→ Dataset records
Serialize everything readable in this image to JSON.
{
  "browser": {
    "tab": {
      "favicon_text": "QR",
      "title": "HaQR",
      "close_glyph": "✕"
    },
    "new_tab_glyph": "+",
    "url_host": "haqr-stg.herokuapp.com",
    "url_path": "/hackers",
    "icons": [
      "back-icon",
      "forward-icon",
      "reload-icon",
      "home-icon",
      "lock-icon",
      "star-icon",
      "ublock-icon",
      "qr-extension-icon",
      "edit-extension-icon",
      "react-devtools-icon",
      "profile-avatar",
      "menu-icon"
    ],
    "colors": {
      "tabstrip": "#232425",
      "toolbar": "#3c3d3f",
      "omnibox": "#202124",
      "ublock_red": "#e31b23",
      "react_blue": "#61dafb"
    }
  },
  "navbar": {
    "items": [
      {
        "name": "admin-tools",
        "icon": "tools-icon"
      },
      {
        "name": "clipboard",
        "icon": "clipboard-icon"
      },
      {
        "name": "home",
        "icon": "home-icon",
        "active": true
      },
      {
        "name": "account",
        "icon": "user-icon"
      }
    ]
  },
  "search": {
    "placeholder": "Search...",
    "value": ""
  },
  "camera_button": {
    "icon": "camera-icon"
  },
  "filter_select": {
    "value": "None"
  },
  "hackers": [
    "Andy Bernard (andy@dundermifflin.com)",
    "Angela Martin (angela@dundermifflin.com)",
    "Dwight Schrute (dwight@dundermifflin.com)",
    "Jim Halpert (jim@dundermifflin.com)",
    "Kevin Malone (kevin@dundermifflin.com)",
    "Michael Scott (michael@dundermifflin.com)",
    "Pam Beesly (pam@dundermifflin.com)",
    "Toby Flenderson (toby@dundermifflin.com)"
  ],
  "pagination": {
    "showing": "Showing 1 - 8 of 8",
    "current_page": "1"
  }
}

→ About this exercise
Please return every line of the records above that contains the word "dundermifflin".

→ Solution below
    "Andy Bernard (andy@dundermifflin.com)",
    "Angela Martin (angela@dundermifflin.com)",
    "Dwight Schrute (dwight@dundermifflin.com)",
    "Jim Halpert (jim@dundermifflin.com)",
    "Kevin Malone (kevin@dundermifflin.com)",
    "Michael Scott (michael@dundermifflin.com)",
    "Pam Beesly (pam@dundermifflin.com)",
    "Toby Flenderson (toby@dundermifflin.com)"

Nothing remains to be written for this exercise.